-- Provided data follows --

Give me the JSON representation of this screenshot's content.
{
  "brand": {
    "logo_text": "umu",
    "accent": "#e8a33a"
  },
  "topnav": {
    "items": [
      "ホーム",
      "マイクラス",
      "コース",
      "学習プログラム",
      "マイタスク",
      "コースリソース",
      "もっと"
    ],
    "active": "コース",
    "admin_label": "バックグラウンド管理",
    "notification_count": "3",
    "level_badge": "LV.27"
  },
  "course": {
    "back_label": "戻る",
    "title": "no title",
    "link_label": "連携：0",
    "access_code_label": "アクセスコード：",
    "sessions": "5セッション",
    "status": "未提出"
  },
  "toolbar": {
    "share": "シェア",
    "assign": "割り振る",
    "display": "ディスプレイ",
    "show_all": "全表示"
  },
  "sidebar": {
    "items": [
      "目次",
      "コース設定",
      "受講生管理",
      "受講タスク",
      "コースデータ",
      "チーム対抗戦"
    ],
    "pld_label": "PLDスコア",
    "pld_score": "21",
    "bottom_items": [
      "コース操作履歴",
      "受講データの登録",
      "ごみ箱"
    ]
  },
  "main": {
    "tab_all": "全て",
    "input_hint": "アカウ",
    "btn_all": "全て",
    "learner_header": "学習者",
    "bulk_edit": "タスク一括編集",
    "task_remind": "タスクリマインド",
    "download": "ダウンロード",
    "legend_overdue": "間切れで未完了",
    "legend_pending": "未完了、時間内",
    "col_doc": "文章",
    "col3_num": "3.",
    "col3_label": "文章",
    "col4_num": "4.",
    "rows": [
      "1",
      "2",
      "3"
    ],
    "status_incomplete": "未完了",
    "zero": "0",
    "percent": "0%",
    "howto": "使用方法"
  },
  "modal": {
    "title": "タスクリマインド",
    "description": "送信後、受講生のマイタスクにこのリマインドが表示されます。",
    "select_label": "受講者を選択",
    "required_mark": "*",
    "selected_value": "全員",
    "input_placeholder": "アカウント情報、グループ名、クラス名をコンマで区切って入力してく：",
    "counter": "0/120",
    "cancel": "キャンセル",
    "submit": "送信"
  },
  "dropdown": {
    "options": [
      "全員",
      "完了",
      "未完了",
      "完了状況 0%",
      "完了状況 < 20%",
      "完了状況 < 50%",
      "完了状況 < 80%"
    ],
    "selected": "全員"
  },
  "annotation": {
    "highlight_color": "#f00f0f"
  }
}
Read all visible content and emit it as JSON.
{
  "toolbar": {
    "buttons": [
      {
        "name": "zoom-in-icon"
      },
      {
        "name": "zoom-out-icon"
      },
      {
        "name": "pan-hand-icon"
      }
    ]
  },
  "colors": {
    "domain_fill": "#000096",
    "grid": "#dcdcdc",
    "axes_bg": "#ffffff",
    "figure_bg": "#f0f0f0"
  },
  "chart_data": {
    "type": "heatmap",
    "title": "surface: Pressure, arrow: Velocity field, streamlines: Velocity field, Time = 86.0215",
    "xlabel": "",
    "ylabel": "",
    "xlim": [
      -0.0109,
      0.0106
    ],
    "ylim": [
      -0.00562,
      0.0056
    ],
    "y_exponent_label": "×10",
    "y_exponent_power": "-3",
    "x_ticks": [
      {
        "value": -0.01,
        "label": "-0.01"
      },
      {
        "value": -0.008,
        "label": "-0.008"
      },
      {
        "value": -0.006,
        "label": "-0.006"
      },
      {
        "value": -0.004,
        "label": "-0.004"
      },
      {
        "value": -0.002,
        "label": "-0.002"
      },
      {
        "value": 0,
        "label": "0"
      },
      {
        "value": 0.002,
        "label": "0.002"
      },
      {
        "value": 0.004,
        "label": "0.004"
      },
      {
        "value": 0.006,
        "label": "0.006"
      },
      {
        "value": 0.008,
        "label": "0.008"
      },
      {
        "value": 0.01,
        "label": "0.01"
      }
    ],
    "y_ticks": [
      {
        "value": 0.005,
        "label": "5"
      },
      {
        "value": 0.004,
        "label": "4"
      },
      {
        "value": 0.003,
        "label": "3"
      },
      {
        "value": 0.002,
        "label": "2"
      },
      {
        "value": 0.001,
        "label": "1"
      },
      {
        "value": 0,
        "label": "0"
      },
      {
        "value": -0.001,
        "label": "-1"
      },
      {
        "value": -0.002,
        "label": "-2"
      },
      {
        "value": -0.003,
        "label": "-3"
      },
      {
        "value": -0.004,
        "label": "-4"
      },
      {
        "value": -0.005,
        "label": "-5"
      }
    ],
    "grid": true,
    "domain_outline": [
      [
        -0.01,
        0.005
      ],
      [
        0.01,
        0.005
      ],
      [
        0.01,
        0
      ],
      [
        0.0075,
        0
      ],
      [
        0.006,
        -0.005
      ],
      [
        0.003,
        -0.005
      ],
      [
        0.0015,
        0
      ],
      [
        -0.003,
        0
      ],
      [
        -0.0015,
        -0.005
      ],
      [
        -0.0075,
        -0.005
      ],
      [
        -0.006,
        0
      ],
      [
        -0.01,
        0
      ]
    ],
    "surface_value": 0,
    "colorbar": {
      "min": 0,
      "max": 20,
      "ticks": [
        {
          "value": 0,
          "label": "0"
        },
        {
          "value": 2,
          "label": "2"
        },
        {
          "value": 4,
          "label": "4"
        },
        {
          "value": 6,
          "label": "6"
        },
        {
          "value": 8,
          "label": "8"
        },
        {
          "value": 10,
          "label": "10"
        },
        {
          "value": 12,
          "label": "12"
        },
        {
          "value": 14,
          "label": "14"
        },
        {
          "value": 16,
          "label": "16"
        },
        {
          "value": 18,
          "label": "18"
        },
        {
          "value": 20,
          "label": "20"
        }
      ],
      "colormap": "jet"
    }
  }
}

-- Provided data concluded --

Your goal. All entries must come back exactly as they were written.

Exercise output.
Give me the JSON representation of this screenshot's content.
{
  "brand": {
    "logo_text": "umu",
    "accent": "#e8a33a"
  },
  "topnav": {
    "items": [
      "ホーム",
      "マイクラス",
      "コース",
      "学習プログラム",
      "マイタスク",
      "コースリソース",
      "もっと"
    ],
    "active": "コース",
    "admin_label": "バックグラウンド管理",
    "notification_count": "3",
    "level_badge": "LV.27"
  },
  "course": {
    "back_label": "戻る",
    "title": "no title",
    "link_label": "連携：0",
    "access_code_label": "アクセスコード：",
    "sessions": "5セッション",
    "status": "未提出"
  },
  "toolbar": {
    "share": "シェア",
    "assign": "割り振る",
    "display": "ディスプレイ",
    "show_all": "全表示"
  },
  "sidebar": {
    "items": [
      "目次",
      "コース設定",
      "受講生管理",
      "受講タスク",
      "コースデータ",
      "チーム対抗戦"
    ],
    "pld_label": "PLDスコア",
    "pld_score": "21",
    "bottom_items": [
      "コース操作履歴",
      "受講データの登録",
      "ごみ箱"
    ]
  },
  "main": {
    "tab_all": "全て",
    "input_hint": "アカウ",
    "btn_all": "全て",
    "learner_header": "学習者",
    "bulk_edit": "タスク一括編集",
    "task_remind": "タスクリマインド",
    "download": "ダウンロード",
    "legend_overdue": "間切れで未完了",
    "legend_pending": "未完了、時間内",
    "col_doc": "文章",
    "col3_num": "3.",
    "col3_label": "文章",
    "col4_num": "4.",
    "rows": [
      "1",
      "2",
      "3"
    ],
    "status_incomplete": "未完了",
    "zero": "0",
    "percent": "0%",
    "howto": "使用方法"
  },
  "modal": {
    "title": "タスクリマインド",
    "description": "送信後、受講生のマイタスクにこのリマインドが表示されます。",
    "select_label": "受講者を選択",
    "required_mark": "*",
    "selected_value": "全員",
    "input_placeholder": "アカウント情報、グループ名、クラス名をコンマで区切って入力してく：",
    "counter": "0/120",
    "cancel": "キャンセル",
    "submit": "送信"
  },
  "dropdown": {
    "options": [
      "全員",
      "完了",
      "未完了",
      "完了状況 0%",
      "完了状況 < 20%",
      "完了状況 < 50%",
      "完了状況 < 80%"
    ],
    "selected": "全員"
  },
  "annotation": {
    "highlight_color": "#f00f0f"
  }
}
Read all visible content and emit it as JSON.
{
  "toolbar": {
    "buttons": [
      {
        "name": "zoom-in-icon"
      },
      {
        "name": "zoom-out-icon"
      },
      {
        "name": "pan-hand-icon"
      }
    ]
  },
  "colors": {
    "domain_fill": "#000096",
    "grid": "#dcdcdc",
    "axes_bg": "#ffffff",
    "figure_bg": "#f0f0f0"
  },
  "chart_data": {
    "type": "heatmap",
    "title": "surface: Pressure, arrow: Velocity field, streamlines: Velocity field, Time = 86.0215",
    "xlabel": "",
    "ylabel": "",
    "xlim": [
      -0.0109,
      0.0106
    ],
    "ylim": [
      -0.00562,
      0.0056
    ],
    "y_exponent_label": "×10",
    "y_exponent_power": "-3",
    "x_ticks": [
      {
        "value": -0.01,
        "label": "-0.01"
      },
      {
        "value": -0.008,
        "label": "-0.008"
      },
      {
        "value": -0.006,
        "label": "-0.006"
      },
      {
        "value": -0.004,
        "label": "-0.004"
      },
      {
        "value": -0.002,
        "label": "-0.002"
      },
      {
        "value": 0,
        "label": "0"
      },
      {
        "value": 0.002,
        "label": "0.002"
      },
      {
        "value": 0.004,
        "label": "0.004"
      },
      {
        "value": 0.006,
        "label": "0.006"
      },
      {
        "value": 0.008,
        "label": "0.008"
      },
      {
        "value": 0.01,
        "label": "0.01"
      }
    ],
    "y_ticks": [
      {
        "value": 0.005,
        "label": "5"
      },
      {
        "value": 0.004,
        "label": "4"
      },
      {
        "value": 0.003,
        "label": "3"
      },
      {
        "value": 0.002,
        "label": "2"
      },
      {
        "value": 0.001,
        "label": "1"
      },
      {
        "value": 0,
        "label": "0"
      },
      {
        "value": -0.001,
        "label": "-1"
      },
      {
        "value": -0.002,
        "label": "-2"
      },
      {
        "value": -0.003,
        "label": "-3"
      },
      {
        "value": -0.004,
        "label": "-4"
      },
      {
        "value": -0.005,
        "label": "-5"
      }
    ],
    "grid": true,
    "domain_outline": [
      [
        -0.01,
        0.005
      ],
      [
        0.01,
        0.005
      ],
      [
        0.01,
        0
      ],
      [
        0.0075,
        0
      ],
      [
        0.006,
        -0.005
      ],
      [
        0.003,
        -0.005
      ],
      [
        0.0015,
        0
      ],
      [
        -0.003,
        0
      ],
      [
        -0.0015,
        -0.005
      ],
      [
        -0.0075,
        -0.005
      ],
      [
        -0.006,
        0
      ],
      [
        -0.01,
        0
      ]
    ],
    "surface_value": 0,
    "colorbar": {
      "min": 0,
      "max": 20,
      "ticks": [
        {
          "value": 0,
          "label": "0"
        },
        {
          "value": 2,
          "label": "2"
        },
        {
          "value": 4,
          "label": "4"
        },
        {
          "value": 6,
          "label": "6"
        },
        {
          "value": 8,
          "label": "8"
        },
        {
          "value": 10,
          "label": "10"
        },
        {
          "value": 12,
          "label": "12"
        },
        {
          "value": 14,
          "label": "14"
        },
        {
          "value": 16,
          "label": "16"
        },
        {
          "value": 18,
          "label": "18"
        },
        {
          "value": 20,
          "label": "20"
        }
      ],
      "colormap": "jet"
    }
  }
}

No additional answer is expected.